Apart from the images, the entire listing below must be restated word for word.
Start of RECORDS SHOWN
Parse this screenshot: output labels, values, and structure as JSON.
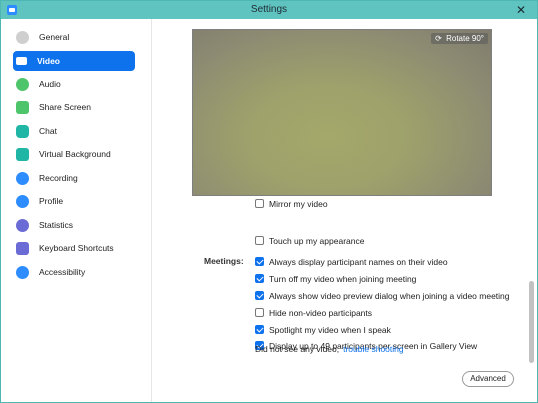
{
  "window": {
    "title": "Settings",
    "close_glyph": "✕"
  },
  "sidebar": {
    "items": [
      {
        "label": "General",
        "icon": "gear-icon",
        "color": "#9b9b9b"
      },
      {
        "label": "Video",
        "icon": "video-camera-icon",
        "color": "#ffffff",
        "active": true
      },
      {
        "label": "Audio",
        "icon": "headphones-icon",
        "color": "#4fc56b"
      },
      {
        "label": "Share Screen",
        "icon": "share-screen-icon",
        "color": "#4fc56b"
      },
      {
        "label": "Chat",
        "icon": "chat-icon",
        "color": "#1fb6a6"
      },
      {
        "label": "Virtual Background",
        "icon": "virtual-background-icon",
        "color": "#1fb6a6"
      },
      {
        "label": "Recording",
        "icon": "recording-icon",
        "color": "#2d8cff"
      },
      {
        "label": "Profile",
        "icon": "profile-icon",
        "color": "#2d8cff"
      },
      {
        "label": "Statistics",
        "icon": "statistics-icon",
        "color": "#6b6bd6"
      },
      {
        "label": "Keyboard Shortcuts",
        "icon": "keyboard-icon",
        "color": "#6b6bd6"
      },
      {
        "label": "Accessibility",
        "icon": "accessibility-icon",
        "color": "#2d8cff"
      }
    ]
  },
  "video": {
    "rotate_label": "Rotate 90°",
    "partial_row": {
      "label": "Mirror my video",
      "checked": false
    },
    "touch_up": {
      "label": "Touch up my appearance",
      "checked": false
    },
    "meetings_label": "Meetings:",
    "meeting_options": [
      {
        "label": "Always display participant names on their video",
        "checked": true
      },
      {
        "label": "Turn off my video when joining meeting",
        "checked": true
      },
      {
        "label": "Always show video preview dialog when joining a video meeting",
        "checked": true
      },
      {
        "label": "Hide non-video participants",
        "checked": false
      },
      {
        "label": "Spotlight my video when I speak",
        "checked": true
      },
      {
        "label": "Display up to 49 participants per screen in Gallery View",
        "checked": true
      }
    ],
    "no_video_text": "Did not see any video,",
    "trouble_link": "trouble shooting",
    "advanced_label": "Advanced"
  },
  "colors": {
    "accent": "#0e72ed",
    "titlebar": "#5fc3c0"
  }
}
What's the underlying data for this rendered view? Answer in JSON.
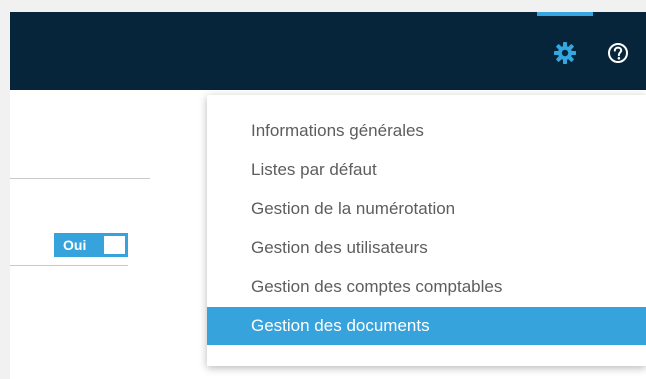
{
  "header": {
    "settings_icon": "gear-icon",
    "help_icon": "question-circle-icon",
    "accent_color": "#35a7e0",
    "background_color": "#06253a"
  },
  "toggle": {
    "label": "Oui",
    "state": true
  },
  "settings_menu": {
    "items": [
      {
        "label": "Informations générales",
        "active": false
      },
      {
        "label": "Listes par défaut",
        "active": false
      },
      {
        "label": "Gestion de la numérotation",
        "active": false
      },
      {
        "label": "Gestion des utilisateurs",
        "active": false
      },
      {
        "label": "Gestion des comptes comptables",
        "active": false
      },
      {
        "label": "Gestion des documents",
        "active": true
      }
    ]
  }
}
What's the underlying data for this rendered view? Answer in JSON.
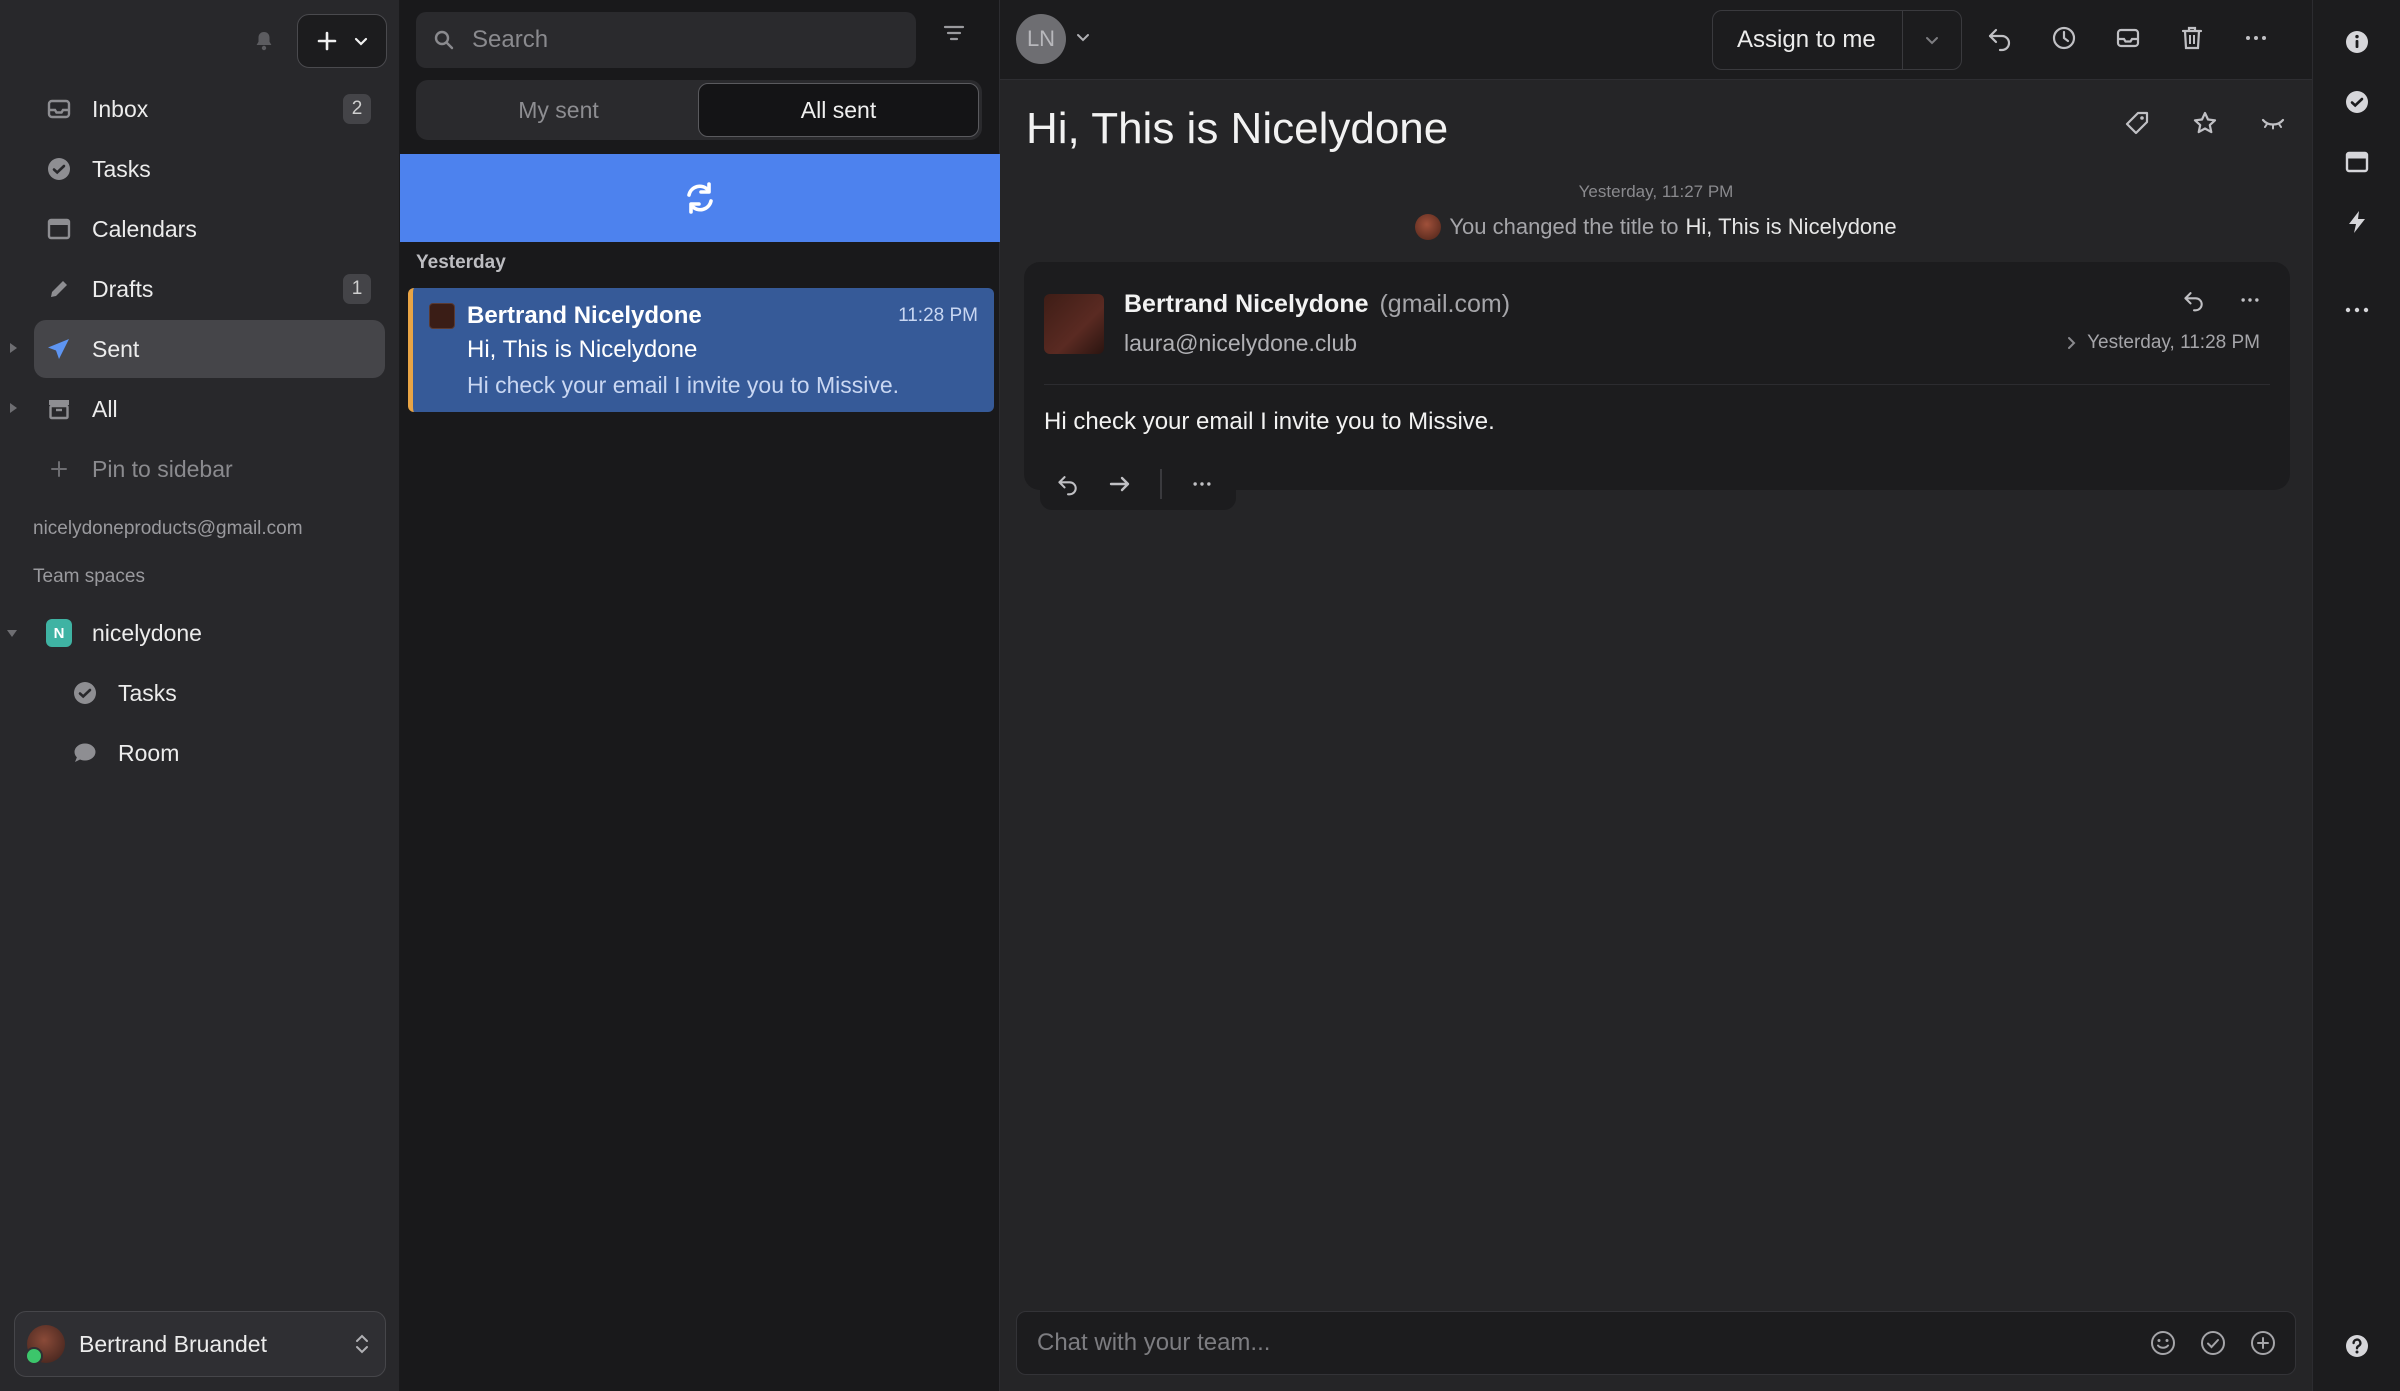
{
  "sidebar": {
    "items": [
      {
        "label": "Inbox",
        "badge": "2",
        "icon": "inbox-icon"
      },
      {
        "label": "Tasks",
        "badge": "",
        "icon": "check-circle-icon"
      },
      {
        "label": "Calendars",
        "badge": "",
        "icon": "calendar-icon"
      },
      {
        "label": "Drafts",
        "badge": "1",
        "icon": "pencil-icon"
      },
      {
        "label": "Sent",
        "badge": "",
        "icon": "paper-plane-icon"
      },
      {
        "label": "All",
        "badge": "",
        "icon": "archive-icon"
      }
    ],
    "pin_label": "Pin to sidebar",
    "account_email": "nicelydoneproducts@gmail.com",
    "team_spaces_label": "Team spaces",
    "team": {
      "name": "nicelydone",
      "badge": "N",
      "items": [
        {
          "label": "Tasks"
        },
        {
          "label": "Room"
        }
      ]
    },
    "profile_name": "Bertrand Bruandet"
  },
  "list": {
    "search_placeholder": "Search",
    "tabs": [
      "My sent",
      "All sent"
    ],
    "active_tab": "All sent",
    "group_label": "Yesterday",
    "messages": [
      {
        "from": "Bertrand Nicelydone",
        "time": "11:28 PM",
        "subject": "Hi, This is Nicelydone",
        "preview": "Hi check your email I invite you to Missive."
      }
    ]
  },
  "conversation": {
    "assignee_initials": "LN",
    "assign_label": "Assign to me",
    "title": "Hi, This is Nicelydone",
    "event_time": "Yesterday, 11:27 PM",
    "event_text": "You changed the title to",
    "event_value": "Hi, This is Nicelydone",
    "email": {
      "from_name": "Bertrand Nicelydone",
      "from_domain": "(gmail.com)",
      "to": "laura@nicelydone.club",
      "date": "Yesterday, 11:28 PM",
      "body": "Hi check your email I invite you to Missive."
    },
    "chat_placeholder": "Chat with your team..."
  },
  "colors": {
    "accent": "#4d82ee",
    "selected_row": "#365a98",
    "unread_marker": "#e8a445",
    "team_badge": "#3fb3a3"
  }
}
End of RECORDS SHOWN
*EXERCISE ANSWER:*
Parse this screenshot: output labels, values, and structure as JSON.
{
  "window": {
    "title": "Settings",
    "close_glyph": "✕"
  },
  "sidebar": {
    "items": [
      {
        "label": "General",
        "icon": "gear-icon",
        "color": "#9b9b9b"
      },
      {
        "label": "Video",
        "icon": "video-camera-icon",
        "color": "#ffffff",
        "active": true
      },
      {
        "label": "Audio",
        "icon": "headphones-icon",
        "color": "#4fc56b"
      },
      {
        "label": "Share Screen",
        "icon": "share-screen-icon",
        "color": "#4fc56b"
      },
      {
        "label": "Chat",
        "icon": "chat-icon",
        "color": "#1fb6a6"
      },
      {
        "label": "Virtual Background",
        "icon": "virtual-background-icon",
        "color": "#1fb6a6"
      },
      {
        "label": "Recording",
        "icon": "recording-icon",
        "color": "#2d8cff"
      },
      {
        "label": "Profile",
        "icon": "profile-icon",
        "color": "#2d8cff"
      },
      {
        "label": "Statistics",
        "icon": "statistics-icon",
        "color": "#6b6bd6"
      },
      {
        "label": "Keyboard Shortcuts",
        "icon": "keyboard-icon",
        "color": "#6b6bd6"
      },
      {
        "label": "Accessibility",
        "icon": "accessibility-icon",
        "color": "#2d8cff"
      }
    ]
  },
  "video": {
    "rotate_label": "Rotate 90°",
    "partial_row": {
      "label": "Mirror my video",
      "checked": false
    },
    "touch_up": {
      "label": "Touch up my appearance",
      "checked": false
    },
    "meetings_label": "Meetings:",
    "meeting_options": [
      {
        "label": "Always display participant names on their video",
        "checked": true
      },
      {
        "label": "Turn off my video when joining meeting",
        "checked": true
      },
      {
        "label": "Always show video preview dialog when joining a video meeting",
        "checked": true
      },
      {
        "label": "Hide non-video participants",
        "checked": false
      },
      {
        "label": "Spotlight my video when I speak",
        "checked": true
      },
      {
        "label": "Display up to 49 participants per screen in Gallery View",
        "checked": true
      }
    ],
    "no_video_text": "Did not see any video,",
    "trouble_link": "trouble shooting",
    "advanced_label": "Advanced"
  },
  "colors": {
    "accent": "#0e72ed",
    "titlebar": "#5fc3c0"
  }
}
What's the underlying data for this rendered view? Answer in JSON.
{
  "header": {
    "settings_icon": "gear-icon",
    "help_icon": "question-circle-icon",
    "accent_color": "#35a7e0",
    "background_color": "#06253a"
  },
  "toggle": {
    "label": "Oui",
    "state": true
  },
  "settings_menu": {
    "items": [
      {
        "label": "Informations générales",
        "active": false
      },
      {
        "label": "Listes par défaut",
        "active": false
      },
      {
        "label": "Gestion de la numérotation",
        "active": false
      },
      {
        "label": "Gestion des utilisateurs",
        "active": false
      },
      {
        "label": "Gestion des comptes comptables",
        "active": false
      },
      {
        "label": "Gestion des documents",
        "active": true
      }
    ]
  }
}
What's the underlying data for this rendered view? Answer in JSON.
{
  "sidebar": {
    "items": [
      {
        "label": "Inbox",
        "badge": "2",
        "icon": "inbox-icon"
      },
      {
        "label": "Tasks",
        "badge": "",
        "icon": "check-circle-icon"
      },
      {
        "label": "Calendars",
        "badge": "",
        "icon": "calendar-icon"
      },
      {
        "label": "Drafts",
        "badge": "1",
        "icon": "pencil-icon"
      },
      {
        "label": "Sent",
        "badge": "",
        "icon": "paper-plane-icon"
      },
      {
        "label": "All",
        "badge": "",
        "icon": "archive-icon"
      }
    ],
    "pin_label": "Pin to sidebar",
    "account_email": "nicelydoneproducts@gmail.com",
    "team_spaces_label": "Team spaces",
    "team": {
      "name": "nicelydone",
      "badge": "N",
      "items": [
        {
          "label": "Tasks"
        },
        {
          "label": "Room"
        }
      ]
    },
    "profile_name": "Bertrand Bruandet"
  },
  "list": {
    "search_placeholder": "Search",
    "tabs": [
      "My sent",
      "All sent"
    ],
    "active_tab": "All sent",
    "group_label": "Yesterday",
    "messages": [
      {
        "from": "Bertrand Nicelydone",
        "time": "11:28 PM",
        "subject": "Hi, This is Nicelydone",
        "preview": "Hi check your email I invite you to Missive."
      }
    ]
  },
  "conversation": {
    "assignee_initials": "LN",
    "assign_label": "Assign to me",
    "title": "Hi, This is Nicelydone",
    "event_time": "Yesterday, 11:27 PM",
    "event_text": "You changed the title to",
    "event_value": "Hi, This is Nicelydone",
    "email": {
      "from_name": "Bertrand Nicelydone",
      "from_domain": "(gmail.com)",
      "to": "laura@nicelydone.club",
      "date": "Yesterday, 11:28 PM",
      "body": "Hi check your email I invite you to Missive."
    },
    "chat_placeholder": "Chat with your team..."
  },
  "colors": {
    "accent": "#4d82ee",
    "selected_row": "#365a98",
    "unread_marker": "#e8a445",
    "team_badge": "#3fb3a3"
  }
}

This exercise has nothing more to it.